What the Curiosity team has found is incredibly exciting. When we combine what we have learned from our remote sensing and contact science instruments with the data that's coming in from CheMin and SAM, we get a picture of an ancient watery environment, which would have been habitable had life been present in it.
As an example, the information that we're getting from the CheMin instrument, tells us that the minerals that are present in this lakebed sedimentary rock at John Klein are very different from just about anything we've ever analyzed before on Mars. And they tell us that the John Klein rock was deposited in a fresh water environment.
This is an important contrast with other sedimentary environments that we've visited on Mars, like the Meridiani Planum landing site where the Mars Exploration Rover, Opportunity, has been operating since 2004.
At that site, the sedimentary rocks record evidence of an environment that was only wet in a very intermittent basis, and when it was, the waters that were there were highly acidic, very salty, and not favorable for the survival of organic compounds.
This is in direct contrast to the fresh water environment we're seeing here at the John Klein Site.
The SAM instrument is telling us that these rocks contained all of the ingredients necessary for a habitable environment.
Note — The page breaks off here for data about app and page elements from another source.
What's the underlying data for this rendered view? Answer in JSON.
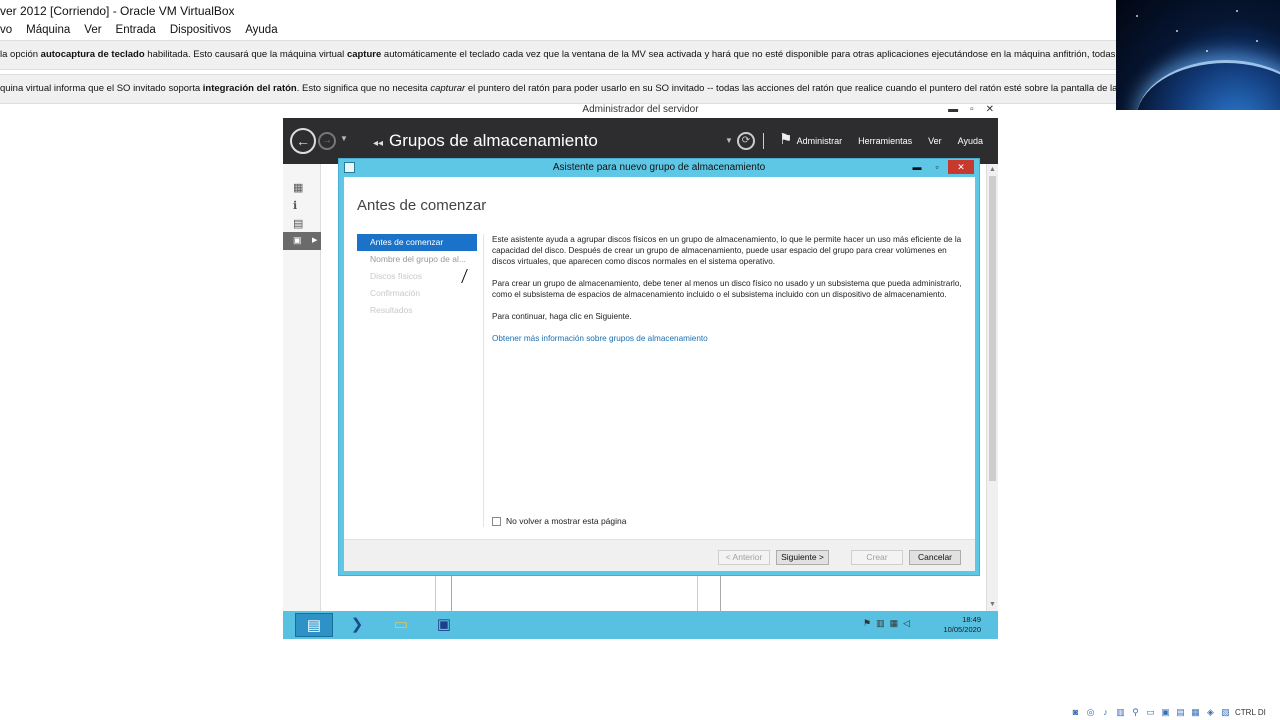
{
  "host": {
    "title": "ver 2012 [Corriendo] - Oracle VM VirtualBox",
    "menu": [
      "vo",
      "Máquina",
      "Ver",
      "Entrada",
      "Dispositivos",
      "Ayuda"
    ],
    "notice1": {
      "pre": "la opción ",
      "bold1": "autocaptura de teclado",
      "mid": " habilitada. Esto causará que la máquina virtual ",
      "bold2": "capture",
      "post": " automáticamente el teclado cada vez que la ventana de la MV sea activada y hará que no esté disponible para otras aplicaciones ejecutándose en la máquina anfitrión, todas las combi"
    },
    "notice2": {
      "pre": "quina virtual informa que el SO invitado soporta ",
      "bold": "integración del ratón",
      "mid": ". Esto significa que no necesita ",
      "italic": "capturar",
      "post": " el puntero del ratón para poder usarlo en su SO invitado -- todas las acciones del ratón que realice cuando el puntero del ratón esté sobre la pantalla de la máquina v"
    },
    "host_key": "CTRL DI"
  },
  "server_manager": {
    "window_title": "Administrador del servidor",
    "page_title": "Grupos de almacenamiento",
    "menus": [
      "Administrar",
      "Herramientas",
      "Ver",
      "Ayuda"
    ]
  },
  "wizard": {
    "title": "Asistente para nuevo grupo de almacenamiento",
    "heading": "Antes de comenzar",
    "steps": [
      "Antes de comenzar",
      "Nombre del grupo de al...",
      "Discos físicos",
      "Confirmación",
      "Resultados"
    ],
    "paragraph1": "Este asistente ayuda a agrupar discos físicos en un grupo de almacenamiento, lo que le permite hacer un uso más eficiente de la capacidad del disco. Después de crear un grupo de almacenamiento, puede usar espacio del grupo para crear volúmenes en discos virtuales, que aparecen como discos normales en el sistema operativo.",
    "paragraph2": "Para crear un grupo de almacenamiento, debe tener al menos un disco físico no usado y un subsistema que pueda administrarlo, como el subsistema de espacios de almacenamiento incluido o el subsistema incluido con un dispositivo de almacenamiento.",
    "paragraph3": "Para continuar, haga clic en Siguiente.",
    "link": "Obtener más información sobre grupos de almacenamiento",
    "checkbox_label": "No volver a mostrar esta página",
    "buttons": {
      "prev": "< Anterior",
      "next": "Siguiente >",
      "create": "Crear",
      "cancel": "Cancelar"
    }
  },
  "taskbar": {
    "time": "18:49",
    "date": "10/05/2020"
  }
}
We found carbon, sulfur and oxygen, all present and a number of other elements in states that life could have taken advantage of.
All in all, these few tablespoons of powder from a Martian rock have provided the Curiosity science team with an exciting new dataset that tells us that Gale Crater, and perhaps all of Mars, contained habitable environments. This is an incredible success for the Curiosity mission to Gale, and the science team is looking forward to digging deeper into Mars' ancient watery past in the weeks, months, and years ahead.
How could one see our good and beautiful planet Earth from space?
I recall some 15 years ago I was observing the moon with a small telescope and I was making some notes. Suddenly I saw a shadow moving across the face of the moon. I was startled for a second or two when I realised that shadow was our planet Earth. I had witnessed a partial eclipse. It was a wow moment for me. I saw with my own eyes the shadow of our planet, our world where we all live and yes it was round. Prof. Carl Murray come to talk to us at the Stratford Astronomical Society about the images of Saturn from the Cassini spacecraft that has been orbiting around Saturn for a number of years. It was a very interesting talk but what actually struck me was when he pointed to what appeared to be a small faint star which could be seen through a gap in the rings of Saturn and explained that was a photo of earth from Saturn at a distance of around one billion kilometres. When one sees our good old blue planet earth from space and one reflects that everything that we know past and present and what will be in the future will take place on that planet then everything is put in the right perspective including the significance of everything. Our priority should be to work together to maintain our planet in good working order because our existence depends on it. Equally, we should protect all life that exists on our planet because everything is interdependent. Wars and anger and negative feelings are all counterproductive and useless. Below, I include some pictures of our planet, our home from space. Reflect in what you see.
Stratford-upon-Avon Astronomical Society Web: www.astro.org.uk